161 N.Y. 222, Beecher v. Long Island R. Co.

Citation:161 N.Y. 222
Party Name:ANNA M. BEECHER, as Sole Executrix of CHARLES L. C. BEECHER, Deceased, Respondent, v. THE LONG ISLAND RAILROAD COMPANY, Appellant.
Case Date:January 09, 1900
Court:New York Court of Appeals
 
FREE EXCERPT

Page 222

161 N.Y. 222

ANNA M. BEECHER, as Sole Executrix of CHARLES L. C. BEECHER, Deceased, Respondent,

v.

THE LONG ISLAND RAILROAD COMPANY, Appellant.

New York Court of Appeal

January 9, 1900

Argued December 11, 1899.

Page 223

[Copyrighted Material Omitted]

Page 224

COUNSEL

William J. Kelly for appellant. The plaintiff failed to show that deceased was free from negligence. On the contrary, the evidence affirmatively showed his contributory negligence. (Riester v. N.Y. C. & H. R. R. R. Co., 16 A.D. 216; Doyle v. A. Ry., 5 A.D. 601; Gonzales v. N. Y. & H. R. R. Co.,

Page 225

38 N.Y. 440; Wheelright v. B. & A. R. R. Co., 135 Mass. 225; Dobiecki v. Sharp, 88 N.Y. 203; Becht v. Corbin, 92 N.Y. 658.)

Augustus N. Weller for respondent. The sole question here is, can the court say, as a matter of law, that the plaintiff was guilty of contributory negligence? Under the circumstances, the question of plaintiff's contributory negligence was one of fact for the jury to determine, and not for the court. (Terry v. Jewett, 78 N.Y. 338; Warfield v. N.Y. L. E. & W. R. R. Co., 8 A.D. 479; Brassell v. N.Y. C. & H. R. R. R. Co., 84 N.Y. 241; Lent v. N.Y. C. & H. R. R. R. Co., 120 N.Y. 467; Bucher v. N.Y. C. & H. R. R. R. Co., 98 N.Y. 128; Jewell v. N.Y. C. & H. R. R. R. Co., 27 A.D. 500; Sherry v. N.Y. C. & H. R. R. R. Co., 104 N.Y. 652; Parsons v. N.Y. C. & H. R. R. R. Co., 113 N.Y. 355.)

PARKER, Ch. J.

The plaintiff's testator having neither looked nor listened as the train approached which caused his death, the query is whether the court must say that his negligence contributed to the result, or the jury may say that it did not.

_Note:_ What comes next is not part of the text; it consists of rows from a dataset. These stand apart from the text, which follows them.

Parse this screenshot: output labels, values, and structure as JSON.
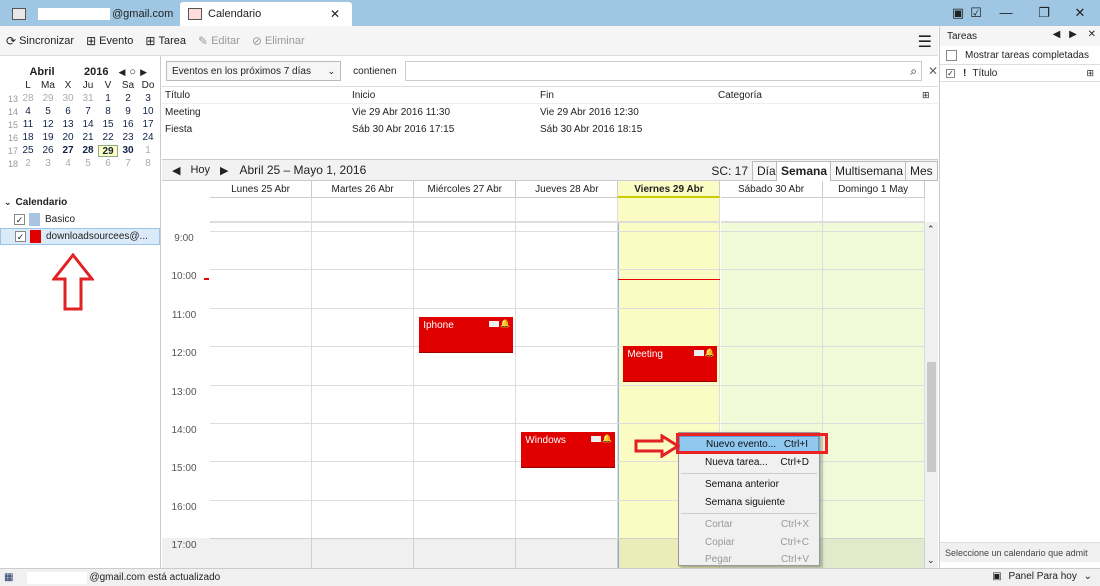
{
  "window": {
    "mail_tab_label": "@gmail.com",
    "calendar_tab_label": "Calendario",
    "close_tab": "✕",
    "minimize": "—",
    "restore": "❐",
    "close": "✕"
  },
  "toolbar": {
    "sync": "Sincronizar",
    "event": "Evento",
    "task": "Tarea",
    "edit": "Editar",
    "delete": "Eliminar"
  },
  "minical": {
    "month": "Abril",
    "year": "2016",
    "day_headers": [
      "L",
      "Ma",
      "X",
      "Ju",
      "V",
      "Sa",
      "Do"
    ],
    "weeks": [
      {
        "wk": "13",
        "days": [
          "28",
          "29",
          "30",
          "31",
          "1",
          "2",
          "3"
        ]
      },
      {
        "wk": "14",
        "days": [
          "4",
          "5",
          "6",
          "7",
          "8",
          "9",
          "10"
        ]
      },
      {
        "wk": "15",
        "days": [
          "11",
          "12",
          "13",
          "14",
          "15",
          "16",
          "17"
        ]
      },
      {
        "wk": "16",
        "days": [
          "18",
          "19",
          "20",
          "21",
          "22",
          "23",
          "24"
        ]
      },
      {
        "wk": "17",
        "days": [
          "25",
          "26",
          "27",
          "28",
          "29",
          "30",
          "1"
        ]
      },
      {
        "wk": "18",
        "days": [
          "2",
          "3",
          "4",
          "5",
          "6",
          "7",
          "8"
        ]
      }
    ]
  },
  "calendars": {
    "header": "Calendario",
    "items": [
      {
        "name": "Basico",
        "color": "#a8c4e0"
      },
      {
        "name": "downloadsourcees@...",
        "color": "#e00000"
      }
    ]
  },
  "filter": {
    "range": "Eventos en los próximos 7 días",
    "contains": "contienen",
    "value": ""
  },
  "eventlist": {
    "headers": [
      "Título",
      "Inicio",
      "Fin",
      "Categoría"
    ],
    "rows": [
      [
        "Meeting",
        "Vie 29 Abr 2016 11:30",
        "Vie 29 Abr 2016 12:30",
        ""
      ],
      [
        "Fiesta",
        "Sáb 30 Abr 2016 17:15",
        "Sáb 30 Abr 2016 18:15",
        ""
      ]
    ]
  },
  "nav": {
    "today": "Hoy",
    "range": "Abril 25 – Mayo 1, 2016",
    "week_number": "SC: 17",
    "views": [
      "Día",
      "Semana",
      "Multisemana",
      "Mes"
    ],
    "selected_view": "Semana"
  },
  "week": {
    "days": [
      "Lunes 25 Abr",
      "Martes 26 Abr",
      "Miércoles 27 Abr",
      "Jueves 28 Abr",
      "Viernes 29 Abr",
      "Sábado 30 Abr",
      "Domingo 1 May"
    ],
    "hours": [
      "9:00",
      "10:00",
      "11:00",
      "12:00",
      "13:00",
      "14:00",
      "15:00",
      "16:00",
      "17:00"
    ],
    "events": [
      {
        "title": "Iphone",
        "day": 2,
        "start": 11.5,
        "color": "#e00000"
      },
      {
        "title": "Meeting",
        "day": 4,
        "start": 12.25,
        "color": "#e00000"
      },
      {
        "title": "Windows",
        "day": 3,
        "start": 14.5,
        "color": "#e00000"
      }
    ]
  },
  "contextmenu": {
    "items": [
      {
        "label": "Nuevo evento...",
        "shortcut": "Ctrl+I",
        "highlight": true,
        "disabled": false
      },
      {
        "label": "Nueva tarea...",
        "shortcut": "Ctrl+D",
        "highlight": false,
        "disabled": false
      },
      {
        "label": "Semana anterior",
        "shortcut": "",
        "highlight": false,
        "disabled": false
      },
      {
        "label": "Semana siguiente",
        "shortcut": "",
        "highlight": false,
        "disabled": false
      },
      {
        "label": "Cortar",
        "shortcut": "Ctrl+X",
        "highlight": false,
        "disabled": true
      },
      {
        "label": "Copiar",
        "shortcut": "Ctrl+C",
        "highlight": false,
        "disabled": true
      },
      {
        "label": "Pegar",
        "shortcut": "Ctrl+V",
        "highlight": false,
        "disabled": true
      }
    ]
  },
  "tasks": {
    "header": "Tareas",
    "show_completed": "Mostrar tareas completadas",
    "column_title": "Título",
    "footer": "Seleccione un calendario que admit"
  },
  "status": {
    "text": "@gmail.com está actualizado",
    "today_pane": "Panel Para hoy"
  },
  "colors": {
    "event_red": "#e00000",
    "annotation_red": "#e22222",
    "today_column": "#fbfbc4",
    "weekend_column": "#f0fad8"
  }
}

The jury were at liberty to find from the evidence before it that the defendant had started the train on the south track substantially every morning for many years, and that during all that period of time, upon the announcement by the doorman of 'the rapid transit for Brooklyn, ' the people were accustomed to rush out of the station, over the station platform to the north tracks, then across them to and upon the platform, in readiness to board the train as soon as it came to a stop; and that this custom had been so long continued that such an announcement by the doorman on the morning in question, constituted an invitation to every passenger there, including the plaintiff's testator, to pass out of the station, across the station...

To continue reading

FREE SIGN UP